**** Provided entries ****

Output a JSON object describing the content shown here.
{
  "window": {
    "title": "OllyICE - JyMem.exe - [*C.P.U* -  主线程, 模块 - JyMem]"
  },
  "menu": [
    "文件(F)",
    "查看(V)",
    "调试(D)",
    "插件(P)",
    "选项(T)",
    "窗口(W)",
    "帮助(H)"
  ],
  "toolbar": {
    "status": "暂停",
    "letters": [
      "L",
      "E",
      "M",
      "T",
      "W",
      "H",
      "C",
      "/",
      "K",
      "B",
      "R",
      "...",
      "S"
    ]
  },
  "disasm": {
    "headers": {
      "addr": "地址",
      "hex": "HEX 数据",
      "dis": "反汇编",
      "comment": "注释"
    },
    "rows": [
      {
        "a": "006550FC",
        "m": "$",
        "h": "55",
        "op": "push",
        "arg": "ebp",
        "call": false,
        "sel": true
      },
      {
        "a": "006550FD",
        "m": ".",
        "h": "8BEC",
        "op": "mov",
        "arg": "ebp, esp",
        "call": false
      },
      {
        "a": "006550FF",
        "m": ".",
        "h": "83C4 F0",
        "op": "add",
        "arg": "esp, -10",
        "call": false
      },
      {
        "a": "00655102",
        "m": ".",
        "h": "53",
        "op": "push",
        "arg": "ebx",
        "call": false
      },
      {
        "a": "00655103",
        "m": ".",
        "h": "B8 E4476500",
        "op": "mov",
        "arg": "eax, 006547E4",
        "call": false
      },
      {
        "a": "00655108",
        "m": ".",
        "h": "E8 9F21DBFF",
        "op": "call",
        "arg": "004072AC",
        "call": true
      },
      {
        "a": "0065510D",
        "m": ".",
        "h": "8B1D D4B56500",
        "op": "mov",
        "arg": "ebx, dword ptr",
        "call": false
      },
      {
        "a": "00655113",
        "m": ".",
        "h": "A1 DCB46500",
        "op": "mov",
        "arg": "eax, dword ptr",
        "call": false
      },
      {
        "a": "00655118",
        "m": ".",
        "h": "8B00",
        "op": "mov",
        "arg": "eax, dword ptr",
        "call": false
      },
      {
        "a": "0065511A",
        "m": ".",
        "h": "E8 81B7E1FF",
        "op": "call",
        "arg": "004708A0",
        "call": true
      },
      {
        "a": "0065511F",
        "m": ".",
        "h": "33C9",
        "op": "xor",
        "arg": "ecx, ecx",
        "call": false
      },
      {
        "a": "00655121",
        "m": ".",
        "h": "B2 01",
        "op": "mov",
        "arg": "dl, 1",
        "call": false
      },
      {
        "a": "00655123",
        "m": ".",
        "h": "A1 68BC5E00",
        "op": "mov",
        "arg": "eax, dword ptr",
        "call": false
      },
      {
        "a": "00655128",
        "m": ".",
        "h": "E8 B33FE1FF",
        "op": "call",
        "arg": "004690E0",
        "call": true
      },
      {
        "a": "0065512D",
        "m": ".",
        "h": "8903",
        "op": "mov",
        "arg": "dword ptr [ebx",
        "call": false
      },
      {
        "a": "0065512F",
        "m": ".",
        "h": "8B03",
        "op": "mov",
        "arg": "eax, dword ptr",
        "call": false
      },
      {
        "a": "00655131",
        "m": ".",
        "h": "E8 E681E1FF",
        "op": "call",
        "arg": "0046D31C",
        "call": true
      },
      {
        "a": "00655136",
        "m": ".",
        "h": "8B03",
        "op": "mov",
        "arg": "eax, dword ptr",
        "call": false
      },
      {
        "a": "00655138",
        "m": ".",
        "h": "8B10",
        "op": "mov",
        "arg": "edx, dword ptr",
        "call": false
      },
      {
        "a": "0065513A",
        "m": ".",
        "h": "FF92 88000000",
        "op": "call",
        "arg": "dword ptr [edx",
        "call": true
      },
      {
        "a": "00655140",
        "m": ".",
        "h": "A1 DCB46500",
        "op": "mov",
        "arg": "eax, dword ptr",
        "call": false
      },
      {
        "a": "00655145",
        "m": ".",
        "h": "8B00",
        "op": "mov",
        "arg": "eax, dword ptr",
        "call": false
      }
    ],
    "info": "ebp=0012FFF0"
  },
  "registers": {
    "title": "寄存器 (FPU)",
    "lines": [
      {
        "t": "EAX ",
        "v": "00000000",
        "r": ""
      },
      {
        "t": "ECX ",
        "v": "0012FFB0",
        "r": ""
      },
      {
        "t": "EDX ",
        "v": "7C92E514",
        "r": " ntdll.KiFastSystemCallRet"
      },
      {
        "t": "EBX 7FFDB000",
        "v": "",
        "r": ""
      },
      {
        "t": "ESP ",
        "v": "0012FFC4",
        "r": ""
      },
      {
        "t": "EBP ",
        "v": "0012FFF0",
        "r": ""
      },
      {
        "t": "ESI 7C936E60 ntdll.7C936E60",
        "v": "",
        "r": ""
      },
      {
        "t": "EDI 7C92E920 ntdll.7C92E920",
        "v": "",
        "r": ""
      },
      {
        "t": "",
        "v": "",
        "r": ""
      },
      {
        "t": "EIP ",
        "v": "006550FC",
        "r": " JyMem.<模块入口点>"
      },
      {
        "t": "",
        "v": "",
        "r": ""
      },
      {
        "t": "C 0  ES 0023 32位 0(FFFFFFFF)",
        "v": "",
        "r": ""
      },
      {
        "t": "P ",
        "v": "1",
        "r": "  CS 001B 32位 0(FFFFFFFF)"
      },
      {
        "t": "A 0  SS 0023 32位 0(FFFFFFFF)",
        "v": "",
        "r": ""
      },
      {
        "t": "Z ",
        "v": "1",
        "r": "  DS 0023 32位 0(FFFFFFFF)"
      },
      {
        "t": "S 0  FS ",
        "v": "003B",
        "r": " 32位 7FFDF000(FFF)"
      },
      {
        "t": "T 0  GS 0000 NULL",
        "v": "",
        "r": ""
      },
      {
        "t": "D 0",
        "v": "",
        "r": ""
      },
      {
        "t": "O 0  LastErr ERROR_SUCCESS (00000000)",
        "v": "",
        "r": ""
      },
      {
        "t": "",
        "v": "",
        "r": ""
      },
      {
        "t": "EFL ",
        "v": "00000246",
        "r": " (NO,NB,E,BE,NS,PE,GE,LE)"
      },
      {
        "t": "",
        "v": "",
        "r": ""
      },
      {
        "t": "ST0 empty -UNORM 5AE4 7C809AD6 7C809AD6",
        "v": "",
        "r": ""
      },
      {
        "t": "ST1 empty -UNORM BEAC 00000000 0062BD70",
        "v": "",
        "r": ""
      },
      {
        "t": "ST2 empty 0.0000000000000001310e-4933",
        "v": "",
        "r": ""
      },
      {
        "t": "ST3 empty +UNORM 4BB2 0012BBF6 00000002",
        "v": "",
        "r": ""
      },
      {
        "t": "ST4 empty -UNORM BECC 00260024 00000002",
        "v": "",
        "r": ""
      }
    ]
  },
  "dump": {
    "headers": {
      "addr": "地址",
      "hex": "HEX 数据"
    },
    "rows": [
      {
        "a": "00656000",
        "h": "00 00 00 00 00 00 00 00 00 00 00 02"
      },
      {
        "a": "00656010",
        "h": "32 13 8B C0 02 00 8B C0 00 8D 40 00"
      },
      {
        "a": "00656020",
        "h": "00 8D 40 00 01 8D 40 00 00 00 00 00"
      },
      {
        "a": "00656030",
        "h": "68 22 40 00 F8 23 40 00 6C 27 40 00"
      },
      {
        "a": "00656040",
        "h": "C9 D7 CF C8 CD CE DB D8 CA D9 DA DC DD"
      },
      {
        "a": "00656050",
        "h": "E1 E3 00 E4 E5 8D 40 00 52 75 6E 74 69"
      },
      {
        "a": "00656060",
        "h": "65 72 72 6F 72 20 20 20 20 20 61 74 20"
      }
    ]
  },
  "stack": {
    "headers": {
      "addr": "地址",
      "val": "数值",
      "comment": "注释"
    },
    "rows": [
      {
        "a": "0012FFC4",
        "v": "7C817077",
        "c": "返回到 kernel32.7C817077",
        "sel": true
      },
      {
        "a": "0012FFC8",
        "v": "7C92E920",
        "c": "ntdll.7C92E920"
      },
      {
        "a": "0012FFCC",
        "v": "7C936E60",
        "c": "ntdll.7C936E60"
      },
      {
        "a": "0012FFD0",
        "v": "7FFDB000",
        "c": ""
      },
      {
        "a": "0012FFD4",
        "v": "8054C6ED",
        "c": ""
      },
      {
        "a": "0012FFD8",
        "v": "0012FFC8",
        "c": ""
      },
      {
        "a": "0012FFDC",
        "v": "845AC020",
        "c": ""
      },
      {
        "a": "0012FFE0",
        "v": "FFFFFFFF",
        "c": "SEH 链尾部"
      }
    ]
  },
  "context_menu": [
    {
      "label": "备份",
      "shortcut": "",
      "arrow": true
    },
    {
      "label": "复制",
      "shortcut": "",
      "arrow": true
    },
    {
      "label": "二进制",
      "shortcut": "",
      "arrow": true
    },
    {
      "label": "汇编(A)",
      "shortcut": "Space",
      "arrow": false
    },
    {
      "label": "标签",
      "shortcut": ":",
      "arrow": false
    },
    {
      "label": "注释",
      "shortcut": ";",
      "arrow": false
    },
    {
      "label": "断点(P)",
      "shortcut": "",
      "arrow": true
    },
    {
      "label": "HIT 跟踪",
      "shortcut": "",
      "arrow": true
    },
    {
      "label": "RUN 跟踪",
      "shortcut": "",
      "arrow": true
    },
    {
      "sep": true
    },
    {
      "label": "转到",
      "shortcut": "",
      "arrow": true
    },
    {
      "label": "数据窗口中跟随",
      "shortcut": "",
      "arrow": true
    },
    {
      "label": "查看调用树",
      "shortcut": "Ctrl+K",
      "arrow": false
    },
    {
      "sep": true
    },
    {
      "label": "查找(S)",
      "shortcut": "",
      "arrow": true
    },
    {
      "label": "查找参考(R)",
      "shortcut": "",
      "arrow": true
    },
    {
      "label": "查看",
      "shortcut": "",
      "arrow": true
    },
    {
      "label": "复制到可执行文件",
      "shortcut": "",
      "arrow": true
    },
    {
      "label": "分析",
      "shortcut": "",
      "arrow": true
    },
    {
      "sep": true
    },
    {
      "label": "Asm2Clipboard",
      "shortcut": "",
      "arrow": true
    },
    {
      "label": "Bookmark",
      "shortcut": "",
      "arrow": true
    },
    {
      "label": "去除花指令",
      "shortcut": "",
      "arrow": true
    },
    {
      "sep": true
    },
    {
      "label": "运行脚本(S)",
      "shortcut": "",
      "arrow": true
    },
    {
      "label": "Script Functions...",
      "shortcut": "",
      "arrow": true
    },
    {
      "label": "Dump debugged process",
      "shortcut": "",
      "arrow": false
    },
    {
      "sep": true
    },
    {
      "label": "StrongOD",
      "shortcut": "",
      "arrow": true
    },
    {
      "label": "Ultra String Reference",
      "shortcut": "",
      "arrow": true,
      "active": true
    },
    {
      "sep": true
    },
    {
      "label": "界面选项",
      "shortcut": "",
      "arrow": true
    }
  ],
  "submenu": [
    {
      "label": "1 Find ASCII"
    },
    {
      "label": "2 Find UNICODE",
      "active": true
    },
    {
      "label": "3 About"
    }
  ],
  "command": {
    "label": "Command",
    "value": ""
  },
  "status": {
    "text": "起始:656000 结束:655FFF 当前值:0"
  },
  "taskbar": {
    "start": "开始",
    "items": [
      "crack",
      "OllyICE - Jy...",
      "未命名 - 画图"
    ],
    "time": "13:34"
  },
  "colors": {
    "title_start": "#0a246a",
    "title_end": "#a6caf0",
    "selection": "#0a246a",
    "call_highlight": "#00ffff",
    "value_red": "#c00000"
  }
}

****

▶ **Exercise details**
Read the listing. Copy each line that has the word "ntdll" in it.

▶ **Answer box**
        "r": " ntdll.KiFastSystemCallRet"
        "t": "ESI 7C936E60 ntdll.7C936E60",
        "t": "EDI 7C92E920 ntdll.7C92E920",
        "c": "ntdll.7C92E920"
        "c": "ntdll.7C936E60"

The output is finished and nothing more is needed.